He joined the ethics office as a staff attorney early in the George W. Bush administration and has worked there ever since, outside a two-year stint at a federal employment law firm from 2004 to 2006.
“Within the ethics community, his views on conflicts and financial disclosure carry a great deal of weight,” said Fox, who worked with Shaub during the Bush and Obama years.
Shaub’s office didn’t respond to requests by CNNMoney for an interview. But others echoed Fox’s assessment of Shaub as a deeply knowledgeable ethics ace.
“He’s very well respected by people who know him and his work,” said Richard Painter, who occasionally worked with Shaub during his time as an ethics lawyer in the Bush administration.
Norman Eisen, who led ethics initiatives in President Obama’s first term and is now a visiting fellow at the Brookings Institution, said Shaub asked to speak about ethics after Trump’s press conference.
The remarks that followed were one of the “great acts of courage,” said Eisen, who has been among the fiercest critics of Trump’s resistance to drawing a clear line between himself and the business holdings.
Not everyone saw Shaub’s turn in the spotlight as such a good idea.
Representative Jason Chaffetz, the Republican chairman of the House Oversight Committee, pointed out in a CNN interview that Shaub was an “Obama donor.” Records show Shaub gave $250 to Obama’s 2012 re-election campaign.
Chaffetz also demanded that Shaub appear before his committee for an interview. “Your agency’s mission is to provide clear ethics guidance, not engage in public relations,” he wrote in a letter Thursday.
“I’ve never seen OGE act this politically,” said Howard Schweitzer, the former chief ethics officer of the Export-Import Bank, who was an executive on TARP, the financial crisis bailout program, under Bush and Obama.
“These things are enormously complicated, and I think to some extent this is people inside a bubble that don’t take into account the reality of owning a closely held company,” he said.
That was part of the argument Trump and his lawyers gave. They said it would be impossible to turn over the sprawling Trump Organization to anyone on the outside. They also said Trump should not be expected to break apart and sell the great company he built.

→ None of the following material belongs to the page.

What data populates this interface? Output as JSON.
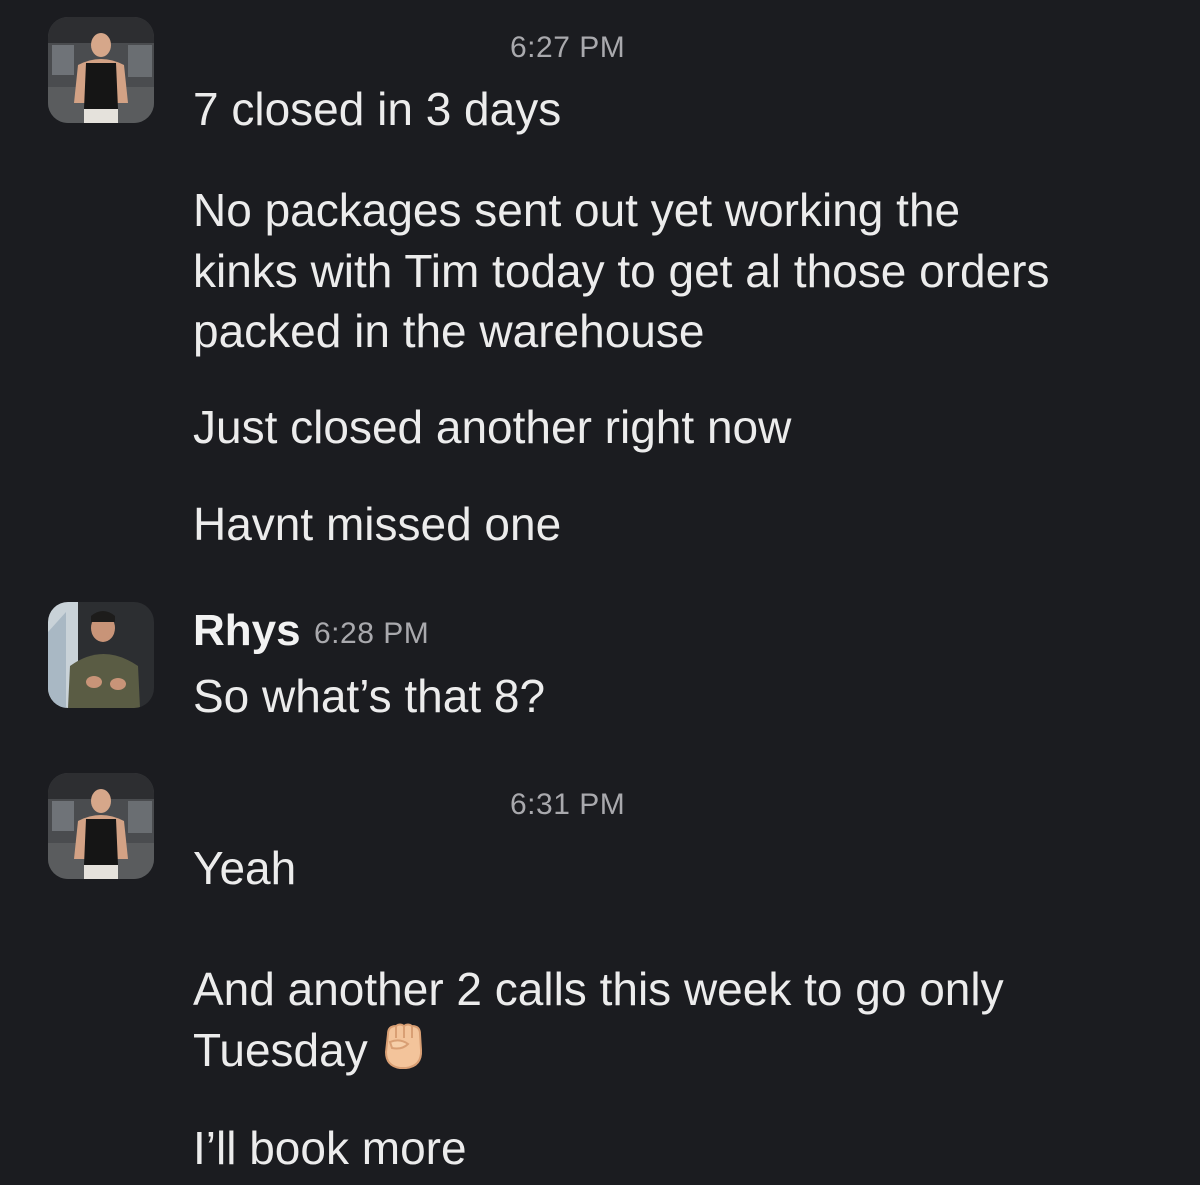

Sean Spicer, the incoming White House press secretary, told reporters Thursday that the steps Trump is taking are “frankly extraordinary.” Spicer dismissed concerns as “somewhat of a silly discussion” because no law prohibits the president from having a conflict.
The Trump transition team did not immediately respond to a request for comment for this story.

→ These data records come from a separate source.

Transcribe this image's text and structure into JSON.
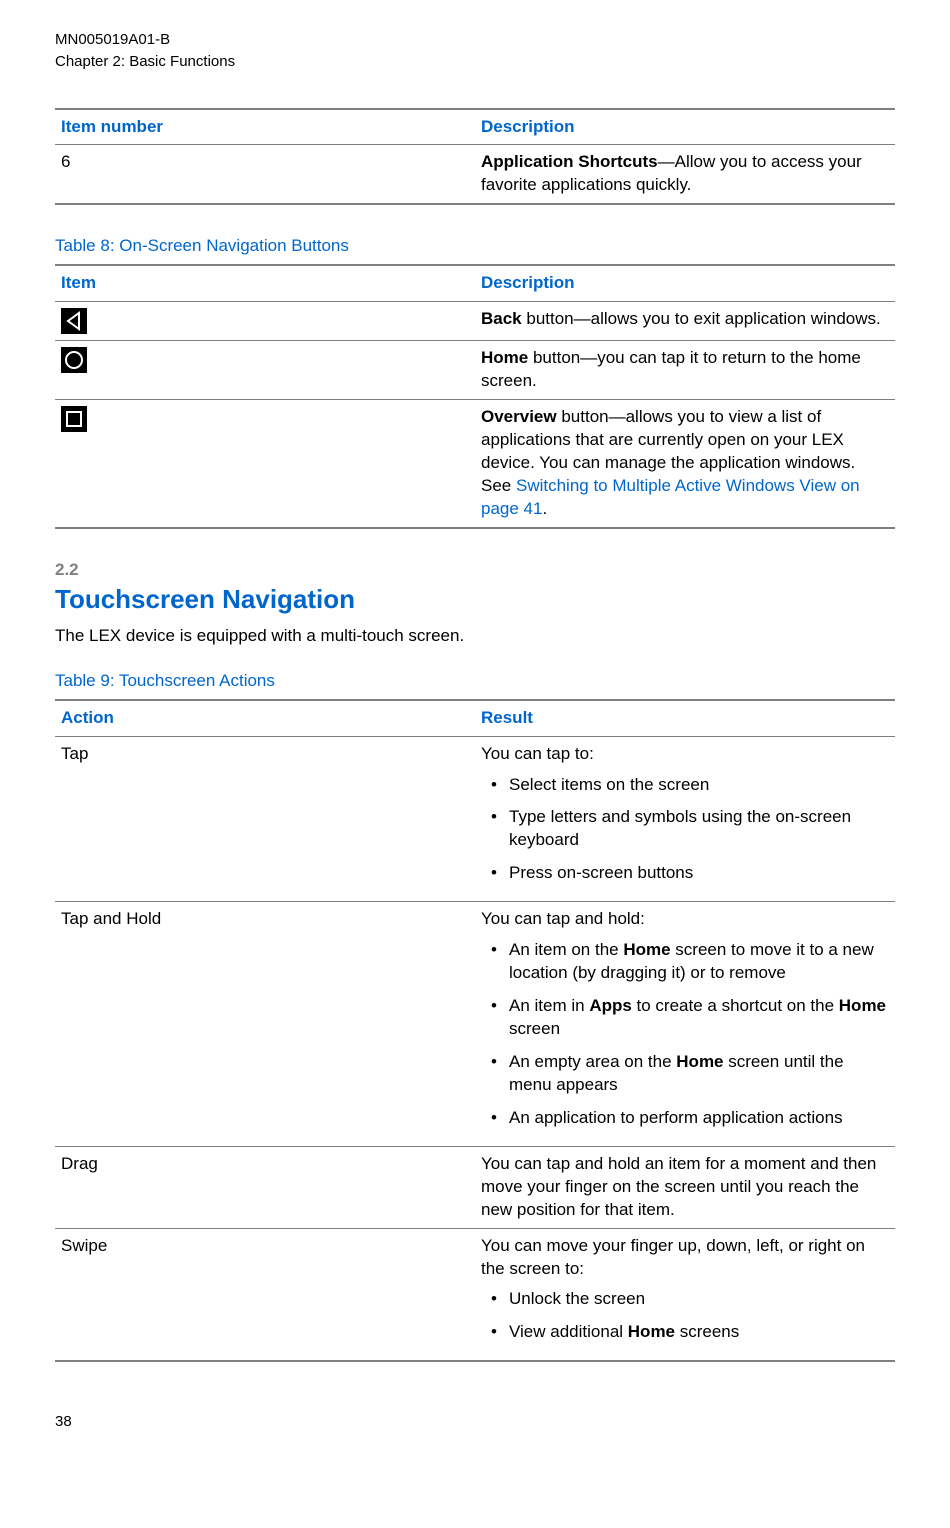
{
  "header": {
    "doc_id": "MN005019A01-B",
    "chapter": "Chapter 2:  Basic Functions"
  },
  "table7": {
    "headers": {
      "col1": "Item number",
      "col2": "Description"
    },
    "row": {
      "item": "6",
      "desc_bold": "Application Shortcuts",
      "desc_rest": "—Allow you to access your favorite applications quickly."
    }
  },
  "table8": {
    "caption": "Table 8: On-Screen Navigation Buttons",
    "headers": {
      "col1": "Item",
      "col2": "Description"
    },
    "rows": [
      {
        "icon": "back",
        "bold": "Back",
        "rest": " button—allows you to exit application windows."
      },
      {
        "icon": "home",
        "bold": "Home",
        "rest": " button—you can tap it to return to the home screen."
      },
      {
        "icon": "overview",
        "bold": "Overview",
        "rest_pre": " button—allows you to view a list of applications that are currently open on your LEX device. You can manage the application windows. See ",
        "link": "Switching to Multiple Active Windows View on page 41",
        "rest_post": "."
      }
    ]
  },
  "section": {
    "num": "2.2",
    "title": "Touchscreen Navigation",
    "body": "The LEX device is equipped with a multi-touch screen."
  },
  "table9": {
    "caption": "Table 9: Touchscreen Actions",
    "headers": {
      "col1": "Action",
      "col2": "Result"
    },
    "rows": {
      "tap": {
        "action": "Tap",
        "intro": "You can tap to:",
        "items": [
          {
            "text": "Select items on the screen"
          },
          {
            "text": "Type letters and symbols using the on-screen keyboard"
          },
          {
            "text": "Press on-screen buttons"
          }
        ]
      },
      "taphold": {
        "action": "Tap and Hold",
        "intro": "You can tap and hold:",
        "items": [
          {
            "pre": "An item on the ",
            "b1": "Home",
            "post": " screen to move it to a new location (by dragging it) or to remove"
          },
          {
            "pre": "An item in ",
            "b1": "Apps",
            "mid": " to create a shortcut on the ",
            "b2": "Home",
            "post": " screen"
          },
          {
            "pre": "An empty area on the ",
            "b1": "Home",
            "post": " screen until the menu appears"
          },
          {
            "text": "An application to perform application actions"
          }
        ]
      },
      "drag": {
        "action": "Drag",
        "text": "You can tap and hold an item for a moment and then move your finger on the screen until you reach the new position for that item."
      },
      "swipe": {
        "action": "Swipe",
        "intro": "You can move your finger up, down, left, or right on the screen to:",
        "items": [
          {
            "text": "Unlock the screen"
          },
          {
            "pre": "View additional ",
            "b1": "Home",
            "post": " screens"
          }
        ]
      }
    }
  },
  "page_num": "38"
}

Eisen, Painter and others say Trump’s solution is unacceptable and offers no assurance that Trump won’t personally profit from the decisions he makes as president.

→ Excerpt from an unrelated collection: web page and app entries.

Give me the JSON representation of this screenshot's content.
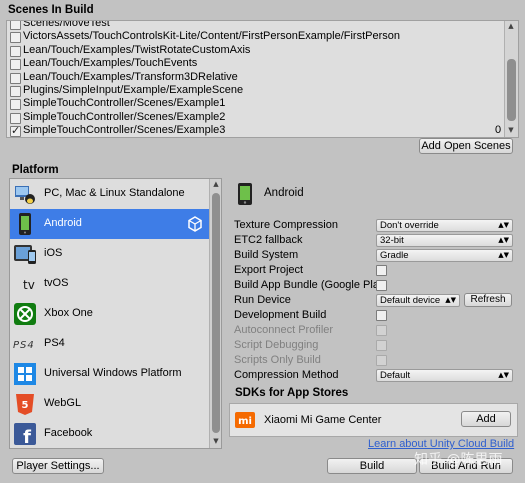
{
  "scenes": {
    "title": "Scenes In Build",
    "items": [
      {
        "label": "Scenes/MoveTest",
        "checked": false,
        "index": ""
      },
      {
        "label": "VictorsAssets/TouchControlsKit-Lite/Content/FirstPersonExample/FirstPerson",
        "checked": false,
        "index": ""
      },
      {
        "label": "Lean/Touch/Examples/TwistRotateCustomAxis",
        "checked": false,
        "index": ""
      },
      {
        "label": "Lean/Touch/Examples/TouchEvents",
        "checked": false,
        "index": ""
      },
      {
        "label": "Lean/Touch/Examples/Transform3DRelative",
        "checked": false,
        "index": ""
      },
      {
        "label": "Plugins/SimpleInput/Example/ExampleScene",
        "checked": false,
        "index": ""
      },
      {
        "label": "SimpleTouchController/Scenes/Example1",
        "checked": false,
        "index": ""
      },
      {
        "label": "SimpleTouchController/Scenes/Example2",
        "checked": false,
        "index": ""
      },
      {
        "label": "SimpleTouchController/Scenes/Example3",
        "checked": true,
        "index": "0"
      }
    ],
    "add_open_scenes": "Add Open Scenes"
  },
  "platform": {
    "title": "Platform",
    "items": [
      {
        "label": "PC, Mac & Linux Standalone",
        "icon": "pc-mac-linux-icon"
      },
      {
        "label": "Android",
        "icon": "android-icon",
        "selected": true
      },
      {
        "label": "iOS",
        "icon": "ios-icon"
      },
      {
        "label": "tvOS",
        "icon": "tvos-icon"
      },
      {
        "label": "Xbox One",
        "icon": "xbox-icon"
      },
      {
        "label": "PS4",
        "icon": "ps4-icon"
      },
      {
        "label": "Universal Windows Platform",
        "icon": "windows-icon"
      },
      {
        "label": "WebGL",
        "icon": "html5-icon"
      },
      {
        "label": "Facebook",
        "icon": "facebook-icon"
      }
    ]
  },
  "settings": {
    "platform_name": "Android",
    "texture_compression": {
      "label": "Texture Compression",
      "value": "Don't override"
    },
    "etc2_fallback": {
      "label": "ETC2 fallback",
      "value": "32-bit"
    },
    "build_system": {
      "label": "Build System",
      "value": "Gradle"
    },
    "export_project": {
      "label": "Export Project"
    },
    "build_app_bundle": {
      "label": "Build App Bundle (Google Pla"
    },
    "run_device": {
      "label": "Run Device",
      "value": "Default device",
      "refresh": "Refresh"
    },
    "development_build": {
      "label": "Development Build"
    },
    "autoconnect_profiler": {
      "label": "Autoconnect Profiler"
    },
    "script_debugging": {
      "label": "Script Debugging"
    },
    "scripts_only_build": {
      "label": "Scripts Only Build"
    },
    "compression_method": {
      "label": "Compression Method",
      "value": "Default"
    }
  },
  "sdks": {
    "title": "SDKs for App Stores",
    "item": "Xiaomi Mi Game Center",
    "add": "Add"
  },
  "footer": {
    "cloud_link": "Learn about Unity Cloud Build",
    "player_settings": "Player Settings...",
    "build": "Build",
    "build_and_run": "Build And Run"
  },
  "watermark": "知乎 @陈思雨",
  "colors": {
    "selected": "#3e7de7",
    "link": "#2f5fcf",
    "background": "#c2c2c2"
  }
}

Shaub’s appearance at Brookings was the first time he had spoken publicly about Trump. But behind the scenes, he was prodding the incoming president weeks ago.
Shaub turned out to be the person behind a series of unusual tweets that the Office of Government Ethics sent one day in November, enthusiastically congratulating Trump for divesting himself of his holdings.
Trump had announced no such thing, and the tone of the tweets, which used words like “Bravo!” and “Brilliant!”, made reporters wonder whether the office’s Twitter feed had been hacked. Angry citizens sent emails accusing the office of letting Trump off the hook.
On Wednesday, Shaub explained himself: He said he was trying to use Trump’s favored way of communicating to encourage him to divest.
“While some people got what I was doing,” he said, “I think some others may have missed the point.”
Trump, too, has stressed that no federal law says he has to do anything about conflicts. But Shaub, borrowing from Trump’s own campaign slogan, said in the Brookings speech that he should behave as a role model.
“As we all know, one of the things that make America truly great is its system for preventing public corruption,” he said. “The president-elect must show those in government — and those coming into government after his inauguration — that ethics matters.”
–CNN’s Noah Gray and Jordan Nash contributed to this report.